Pack away the clunky radon-detectors and carbon monoxide alarms! Silicone wristbands have emerged as the simplest of environmental warning devices – cheap to manufacture and damn stylin’ too. Not quite Fitbit –– Pop on some plastic bling and know what exactly you’re breathing!
Blame Lance Armstrong for the gel bracelet craze; his LIVESTRONG logos started a movement that turned wrists into billboards for everything from gay rights to school sports teams. At least until his doping admission – when his yellow loops were fast shoved into sock drawers – (probably to emerge as hot eBay collectibles far in the future!).
Researchers have just demonstrated that those squishy wristbands can work as easy-to-wear devices to track our chemical exposure over any timespan. Ordinarily, to monitor the array of compounds you inhale in any given place, you’d strap on a bulky “personal exposure monitor” and lug the backpack-sized kit around to record exposure levels, carefully checking equipment battery life.
Researcher Kim Anderson noticed fans at a of Oregon State University football game waving bracelet-clad arms in the air. Understanding the sponge-like qualities of silicone, which can absorb a variety of airborne chemicals, she hatched the idea to use silicone wristbands to test environmental condition.
Anderson’s team recruited 30 volunteers to wear special silicone bracelets continuously for 30 days. Afterwards they collected them and, using solvents, extracted all compounds that the silicone absorbed. Finally, using gas chromatography and mass spectrometry, they identified each chemical compound.
They discovered traces of 49 compounds from a menu of 1,200 possibilities, including polyaromatic hydrocarbons (PAHs), flame retardants, other industrial chemicals, pesticides and personal care products.
Eight construction workers were convinced to don bracelets – combinations of three types of silicone monitoring devices – for work periods spanning 40 hours. As expected, the team observed different compound combinations and levels for each person depending on how they spent their day.
Julie Herbstman, an epidemiologist at Columbia University, says the backpack monitors are optimal as they also track particulate matter which the bracelets would miss. The wristbands are so unobtrusive that the wearers “sort of forget about it.”
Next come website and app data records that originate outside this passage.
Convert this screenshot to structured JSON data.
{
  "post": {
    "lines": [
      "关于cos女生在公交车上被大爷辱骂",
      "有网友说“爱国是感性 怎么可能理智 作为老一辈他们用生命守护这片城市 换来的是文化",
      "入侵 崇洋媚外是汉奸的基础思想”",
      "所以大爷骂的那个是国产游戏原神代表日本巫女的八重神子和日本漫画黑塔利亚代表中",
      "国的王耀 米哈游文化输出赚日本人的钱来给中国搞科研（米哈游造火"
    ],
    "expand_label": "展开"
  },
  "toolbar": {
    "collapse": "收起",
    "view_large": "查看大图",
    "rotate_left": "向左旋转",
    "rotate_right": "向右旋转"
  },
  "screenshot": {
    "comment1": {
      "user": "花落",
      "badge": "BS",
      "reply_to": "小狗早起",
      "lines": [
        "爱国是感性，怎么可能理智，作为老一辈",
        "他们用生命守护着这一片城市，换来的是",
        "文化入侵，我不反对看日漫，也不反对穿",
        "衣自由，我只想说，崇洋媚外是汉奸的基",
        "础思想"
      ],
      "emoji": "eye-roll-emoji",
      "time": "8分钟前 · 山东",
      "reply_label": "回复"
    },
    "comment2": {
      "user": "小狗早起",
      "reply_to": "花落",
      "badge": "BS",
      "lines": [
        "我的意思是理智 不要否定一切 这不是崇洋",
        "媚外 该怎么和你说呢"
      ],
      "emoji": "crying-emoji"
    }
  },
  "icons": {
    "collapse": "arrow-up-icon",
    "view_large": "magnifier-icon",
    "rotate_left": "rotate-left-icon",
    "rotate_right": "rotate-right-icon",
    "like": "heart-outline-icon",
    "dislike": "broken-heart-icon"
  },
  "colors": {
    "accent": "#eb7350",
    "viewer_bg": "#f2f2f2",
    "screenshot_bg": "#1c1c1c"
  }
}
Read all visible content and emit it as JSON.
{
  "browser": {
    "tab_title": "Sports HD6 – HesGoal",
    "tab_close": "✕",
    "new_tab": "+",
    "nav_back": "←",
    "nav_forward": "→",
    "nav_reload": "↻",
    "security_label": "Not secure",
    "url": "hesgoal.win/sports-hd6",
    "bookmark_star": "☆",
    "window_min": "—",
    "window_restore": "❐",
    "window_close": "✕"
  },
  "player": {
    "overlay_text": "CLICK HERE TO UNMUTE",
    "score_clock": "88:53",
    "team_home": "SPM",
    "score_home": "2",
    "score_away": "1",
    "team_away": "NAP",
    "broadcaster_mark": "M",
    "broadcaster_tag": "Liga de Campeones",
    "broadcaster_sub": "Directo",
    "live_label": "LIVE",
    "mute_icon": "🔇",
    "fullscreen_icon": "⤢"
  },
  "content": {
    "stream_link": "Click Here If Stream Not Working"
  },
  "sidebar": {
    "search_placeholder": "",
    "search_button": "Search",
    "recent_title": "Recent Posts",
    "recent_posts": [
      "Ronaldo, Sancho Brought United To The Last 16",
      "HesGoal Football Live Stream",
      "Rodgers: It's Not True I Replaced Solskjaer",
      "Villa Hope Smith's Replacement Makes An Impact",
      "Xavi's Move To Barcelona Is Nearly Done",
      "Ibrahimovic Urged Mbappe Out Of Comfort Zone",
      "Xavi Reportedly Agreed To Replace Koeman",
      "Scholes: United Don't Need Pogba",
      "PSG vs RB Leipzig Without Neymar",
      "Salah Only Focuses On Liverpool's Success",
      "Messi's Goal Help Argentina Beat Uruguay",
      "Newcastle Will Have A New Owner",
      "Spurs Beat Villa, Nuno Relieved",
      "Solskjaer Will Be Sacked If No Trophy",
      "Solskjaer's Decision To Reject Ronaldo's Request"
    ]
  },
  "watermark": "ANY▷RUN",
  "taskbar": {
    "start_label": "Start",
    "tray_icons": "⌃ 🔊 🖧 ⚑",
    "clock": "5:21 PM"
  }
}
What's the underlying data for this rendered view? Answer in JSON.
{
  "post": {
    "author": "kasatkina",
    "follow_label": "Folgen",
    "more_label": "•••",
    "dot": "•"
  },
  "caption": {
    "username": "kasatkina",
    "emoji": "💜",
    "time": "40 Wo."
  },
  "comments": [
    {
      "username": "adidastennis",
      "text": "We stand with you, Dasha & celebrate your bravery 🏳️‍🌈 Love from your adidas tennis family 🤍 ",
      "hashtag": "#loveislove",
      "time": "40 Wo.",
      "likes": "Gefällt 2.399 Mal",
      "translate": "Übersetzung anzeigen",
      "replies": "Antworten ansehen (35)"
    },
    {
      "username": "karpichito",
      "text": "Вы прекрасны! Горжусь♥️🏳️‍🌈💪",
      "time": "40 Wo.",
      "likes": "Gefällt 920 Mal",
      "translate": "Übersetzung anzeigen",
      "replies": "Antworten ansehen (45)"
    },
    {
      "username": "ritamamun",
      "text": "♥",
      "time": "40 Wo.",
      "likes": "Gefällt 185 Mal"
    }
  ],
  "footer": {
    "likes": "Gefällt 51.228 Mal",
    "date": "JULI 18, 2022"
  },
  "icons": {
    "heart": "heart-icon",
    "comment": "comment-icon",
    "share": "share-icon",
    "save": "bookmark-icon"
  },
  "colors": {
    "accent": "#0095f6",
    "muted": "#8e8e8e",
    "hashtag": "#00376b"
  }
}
Herbstman is now working with Anderson’s team to test the bands with pregnant women to track their exposure to PAHs (polycyclic aromatic hydrocarbons) created by burning fossil fuels and smoking, and to compare the performance of wristbands with backpack monitors.
Increase your awareness of the environment you live in via jewelry – a concept made possible by Lance Armstrong, but one Elizabeth Taylor could’ve really endorsed.
Image of silicon bracelets from American Chemical Society